This Sunday night, we get to celebrate the second coming of Justin Timberlake’s music career with what’s destined to be a show stopping performance during the 2013 Grammys! It’s been a long cold musical winter since he dropped his last album (2006′s FutureSex/LoveSounds), during which time we had to make due with a whole host of pop prince pretenders (we’re lookin’ at you Taio Cruz).Well no more! JT has returned to us, and now it’s time to feast on the bounty of his new tracks. Sadly we have to wait a few more days before we can hear his tunes, so for now let’s feast our eyes on his best award show fashion of all time!
Today may be Justin Timberlake’s 32nd birthday, but he has certainly been celebrating all month long. The object of all female attention debuted his new single “Suit and Tie” earlier this month, and after seven long years – we have the blue pigmentation on our faces from holding our breath to prove it – has announced the release of his third studio album, The 20/20 Experience (March 19). But that isn’t all! Justin and his team clearly were not satisfied until we all died of excitement because it has been confirmed that Justin will join the growing list of artists to perform at this year’s Grammy Awards. Well, may we all rest in peaceful bliss!
But let’s not forget! Before this talented hunk needed to a poncho to protect his suit and tie from the drool of females everywhere, he shined as a child star on The Mickey Mouse Club, and dominated the boy band scene as one-fifth of N*Sync – all while perfecting his synchronized dance moves and making girls swoon. So, in honor of his birthday, we’ve put together a gallery of Justin’s journey into all of our hearts, from his Mickey Mouse Club member past to his very sexy present. Check ‘em out!
[Photo: Getty Images]
Is there anything in the world more beautiful than a boy band? The gel-heavy hairdos. The choreographed moves. The matching outfits (so often suits, so often made of leather). The cuddly, goofy photo ops. Being in a boy band isn’t just a job, it’s an art form. As someone who once cried in the middle of 40,000 screaming girls when Donnie Wahlberg sang “Cover Girl,” seeing them perform live can be a life-changing experience. (NKOTB 4ever.)
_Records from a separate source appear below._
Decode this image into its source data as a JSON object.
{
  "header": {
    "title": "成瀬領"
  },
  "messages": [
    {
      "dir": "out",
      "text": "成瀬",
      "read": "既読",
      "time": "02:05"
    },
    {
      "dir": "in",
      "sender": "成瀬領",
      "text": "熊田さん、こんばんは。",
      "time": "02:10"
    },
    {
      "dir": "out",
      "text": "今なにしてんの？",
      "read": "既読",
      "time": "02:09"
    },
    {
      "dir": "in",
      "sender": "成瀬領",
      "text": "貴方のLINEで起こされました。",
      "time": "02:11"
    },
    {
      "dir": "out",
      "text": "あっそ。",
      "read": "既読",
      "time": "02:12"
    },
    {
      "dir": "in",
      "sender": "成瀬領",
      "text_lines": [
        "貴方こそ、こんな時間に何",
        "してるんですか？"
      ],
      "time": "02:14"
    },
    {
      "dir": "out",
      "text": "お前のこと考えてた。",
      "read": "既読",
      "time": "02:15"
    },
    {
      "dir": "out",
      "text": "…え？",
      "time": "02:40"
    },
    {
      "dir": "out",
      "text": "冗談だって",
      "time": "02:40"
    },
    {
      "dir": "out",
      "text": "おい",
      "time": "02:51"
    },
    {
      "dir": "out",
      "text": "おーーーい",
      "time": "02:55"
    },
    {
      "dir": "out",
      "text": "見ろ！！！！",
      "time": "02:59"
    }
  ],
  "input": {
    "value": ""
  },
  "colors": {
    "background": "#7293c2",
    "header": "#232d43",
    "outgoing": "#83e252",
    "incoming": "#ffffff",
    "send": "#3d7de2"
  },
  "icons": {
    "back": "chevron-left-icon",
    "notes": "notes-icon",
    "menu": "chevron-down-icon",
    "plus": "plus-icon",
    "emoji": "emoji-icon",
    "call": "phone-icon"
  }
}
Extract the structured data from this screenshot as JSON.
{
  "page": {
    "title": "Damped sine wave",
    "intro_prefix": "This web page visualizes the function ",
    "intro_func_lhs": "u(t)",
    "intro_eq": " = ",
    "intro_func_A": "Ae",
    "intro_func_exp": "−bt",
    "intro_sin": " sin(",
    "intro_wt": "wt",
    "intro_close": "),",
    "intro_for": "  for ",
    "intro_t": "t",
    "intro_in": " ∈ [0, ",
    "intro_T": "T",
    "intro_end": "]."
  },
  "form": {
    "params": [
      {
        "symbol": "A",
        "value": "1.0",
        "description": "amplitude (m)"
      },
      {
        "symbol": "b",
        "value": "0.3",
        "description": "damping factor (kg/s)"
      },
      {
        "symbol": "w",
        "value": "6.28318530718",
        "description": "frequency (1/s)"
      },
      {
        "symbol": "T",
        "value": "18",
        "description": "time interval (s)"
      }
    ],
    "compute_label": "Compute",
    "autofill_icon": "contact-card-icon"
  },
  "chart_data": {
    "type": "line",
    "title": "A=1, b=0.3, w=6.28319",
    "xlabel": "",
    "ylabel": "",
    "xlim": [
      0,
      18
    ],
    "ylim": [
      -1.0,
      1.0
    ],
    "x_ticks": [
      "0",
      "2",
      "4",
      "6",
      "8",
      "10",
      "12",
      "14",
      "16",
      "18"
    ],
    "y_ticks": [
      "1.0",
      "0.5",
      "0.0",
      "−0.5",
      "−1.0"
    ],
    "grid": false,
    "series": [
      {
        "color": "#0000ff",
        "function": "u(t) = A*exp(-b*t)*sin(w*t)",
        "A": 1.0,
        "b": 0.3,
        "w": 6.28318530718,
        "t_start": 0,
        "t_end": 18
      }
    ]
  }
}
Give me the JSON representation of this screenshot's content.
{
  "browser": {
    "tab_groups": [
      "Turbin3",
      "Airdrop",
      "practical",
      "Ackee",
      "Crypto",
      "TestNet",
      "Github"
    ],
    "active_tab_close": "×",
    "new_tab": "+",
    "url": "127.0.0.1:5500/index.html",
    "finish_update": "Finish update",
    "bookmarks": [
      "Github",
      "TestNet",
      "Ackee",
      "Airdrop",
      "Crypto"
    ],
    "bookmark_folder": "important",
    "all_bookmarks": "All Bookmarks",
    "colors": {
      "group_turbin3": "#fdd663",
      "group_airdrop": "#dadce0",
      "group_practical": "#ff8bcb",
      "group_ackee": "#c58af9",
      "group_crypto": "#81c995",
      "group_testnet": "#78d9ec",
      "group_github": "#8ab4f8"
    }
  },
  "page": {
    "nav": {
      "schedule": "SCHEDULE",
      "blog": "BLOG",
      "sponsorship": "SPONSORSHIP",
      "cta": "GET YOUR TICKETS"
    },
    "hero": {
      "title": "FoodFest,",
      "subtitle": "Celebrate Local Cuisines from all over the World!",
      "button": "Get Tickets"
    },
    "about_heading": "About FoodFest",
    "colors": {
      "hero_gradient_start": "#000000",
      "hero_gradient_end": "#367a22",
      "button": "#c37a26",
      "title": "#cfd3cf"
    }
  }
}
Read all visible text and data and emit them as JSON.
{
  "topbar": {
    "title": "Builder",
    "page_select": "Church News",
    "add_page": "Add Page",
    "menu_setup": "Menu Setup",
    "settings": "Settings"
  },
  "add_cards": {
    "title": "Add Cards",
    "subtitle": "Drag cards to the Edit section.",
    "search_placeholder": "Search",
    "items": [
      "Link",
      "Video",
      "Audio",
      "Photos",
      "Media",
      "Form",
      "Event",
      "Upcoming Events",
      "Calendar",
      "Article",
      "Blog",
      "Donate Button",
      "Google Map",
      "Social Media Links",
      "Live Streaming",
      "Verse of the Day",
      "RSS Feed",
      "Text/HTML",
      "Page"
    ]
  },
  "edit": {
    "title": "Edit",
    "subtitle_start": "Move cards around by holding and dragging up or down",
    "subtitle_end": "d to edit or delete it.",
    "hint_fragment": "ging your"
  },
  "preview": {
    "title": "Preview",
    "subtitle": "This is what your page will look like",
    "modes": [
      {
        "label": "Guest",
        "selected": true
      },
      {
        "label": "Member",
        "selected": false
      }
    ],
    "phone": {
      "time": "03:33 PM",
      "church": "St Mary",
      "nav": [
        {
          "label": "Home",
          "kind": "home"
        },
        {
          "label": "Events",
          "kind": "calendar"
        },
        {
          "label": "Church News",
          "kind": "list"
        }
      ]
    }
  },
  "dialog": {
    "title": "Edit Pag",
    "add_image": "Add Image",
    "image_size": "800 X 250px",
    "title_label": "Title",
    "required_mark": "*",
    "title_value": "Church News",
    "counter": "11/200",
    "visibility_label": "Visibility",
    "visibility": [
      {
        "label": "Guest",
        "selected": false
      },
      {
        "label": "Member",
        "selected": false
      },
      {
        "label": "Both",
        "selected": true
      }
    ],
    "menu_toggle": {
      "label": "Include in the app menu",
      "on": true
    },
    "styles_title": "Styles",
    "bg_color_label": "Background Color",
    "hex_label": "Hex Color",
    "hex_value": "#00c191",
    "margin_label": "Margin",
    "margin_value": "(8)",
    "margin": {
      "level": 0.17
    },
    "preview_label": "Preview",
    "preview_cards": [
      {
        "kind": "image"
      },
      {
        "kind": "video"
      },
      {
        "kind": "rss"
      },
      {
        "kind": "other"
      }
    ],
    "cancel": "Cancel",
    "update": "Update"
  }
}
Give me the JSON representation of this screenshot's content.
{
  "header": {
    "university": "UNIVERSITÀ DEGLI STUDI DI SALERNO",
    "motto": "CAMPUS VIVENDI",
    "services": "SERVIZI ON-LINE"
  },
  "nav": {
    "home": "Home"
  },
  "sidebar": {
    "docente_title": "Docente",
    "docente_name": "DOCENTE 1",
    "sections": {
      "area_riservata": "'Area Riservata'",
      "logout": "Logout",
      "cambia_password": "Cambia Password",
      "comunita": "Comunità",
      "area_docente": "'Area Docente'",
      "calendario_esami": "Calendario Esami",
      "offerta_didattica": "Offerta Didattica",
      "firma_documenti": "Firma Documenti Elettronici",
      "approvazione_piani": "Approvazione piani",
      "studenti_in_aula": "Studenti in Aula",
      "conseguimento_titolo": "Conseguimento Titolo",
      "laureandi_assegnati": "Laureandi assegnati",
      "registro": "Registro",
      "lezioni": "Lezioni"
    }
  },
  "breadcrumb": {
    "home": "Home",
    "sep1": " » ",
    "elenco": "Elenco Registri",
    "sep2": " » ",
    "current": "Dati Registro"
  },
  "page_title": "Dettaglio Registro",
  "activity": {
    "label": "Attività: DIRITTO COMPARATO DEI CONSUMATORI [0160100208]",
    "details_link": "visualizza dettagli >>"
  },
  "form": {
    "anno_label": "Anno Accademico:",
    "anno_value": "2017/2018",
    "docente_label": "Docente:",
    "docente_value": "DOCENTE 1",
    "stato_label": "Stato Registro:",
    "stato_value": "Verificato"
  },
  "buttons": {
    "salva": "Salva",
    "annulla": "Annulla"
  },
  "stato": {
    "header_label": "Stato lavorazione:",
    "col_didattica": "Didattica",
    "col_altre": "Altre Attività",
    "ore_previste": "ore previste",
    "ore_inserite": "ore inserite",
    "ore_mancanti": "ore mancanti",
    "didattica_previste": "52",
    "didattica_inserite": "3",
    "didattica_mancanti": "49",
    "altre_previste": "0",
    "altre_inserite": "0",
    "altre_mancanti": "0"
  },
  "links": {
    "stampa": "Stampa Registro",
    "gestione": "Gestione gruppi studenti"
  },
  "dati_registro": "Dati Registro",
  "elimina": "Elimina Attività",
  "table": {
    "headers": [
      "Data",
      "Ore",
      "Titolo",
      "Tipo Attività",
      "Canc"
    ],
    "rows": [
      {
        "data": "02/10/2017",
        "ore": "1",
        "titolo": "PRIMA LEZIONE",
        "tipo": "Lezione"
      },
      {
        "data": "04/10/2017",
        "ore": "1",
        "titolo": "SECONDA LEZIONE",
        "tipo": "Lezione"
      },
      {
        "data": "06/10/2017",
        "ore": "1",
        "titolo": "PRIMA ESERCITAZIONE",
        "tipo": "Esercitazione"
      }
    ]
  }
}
Our friends over at MTV are honoring this special species of man music with their Battle of the Boy Bands, and the final round of voting begins today. In honor of the competition we’ve selected the best photos of the best boy bands of the past 20 years for you to swoon/LOL/and get nostalgic over. Be sure to view the pics while listening to our boy band playlist, featuring some of our favorite boy band jams.
Ten years ago, Backstreet Boy Nick Carter was Teen People‘s “Biggest Teen Idol” and *NSYNC-ophant Joey Fatone was…not. Today, Carter is still making music with the Boys, while Fatone spends his time hosting reality shows and red carpet events. Both bubblegum bandits were born on January 28th. Which one is older?
Orlando music mogul Lou Pearlman made his money the old fashioned way: He got little old ladies to sink their life savings into nonexistent companies, then pocketed the money. As if that weren’t bad enough, Pearlman then used some of those millions to help manufacture boy-band juggernauts Backstreet Boys and *NSYNC. The world would never be the same.
Pearlman, who was a first cousin to Art Garfunkel, set out to run airlines and travel agencies, although most of these companies existed only on paper. When New Kids on the Block chartered one of his planes, he launched his own personal star search that resulted in Backstreet Boys, *NSYNC, LFO and Aaron Carter, all of whom later sued Pearlman for back earnings. In a Vanity Fair article, several anonymous band-members alleged his hands-on management style included naked hotel bed romps with his charges.
After *NSYNC sang “Bye Bye Bye” to Pearlman, feds took control of his one remaining company in 2007. The man the Orlando Weekly dubbed a “corpulent pusbag” fled to Bali, where he adopted the alias “A. Incognito Johnson.” In May 2008, the 53-year-old was sentenced to 25 years in federal prison, but his debts to cheated investors, which total some $300 million, remain unpaid . — Charles Bottomley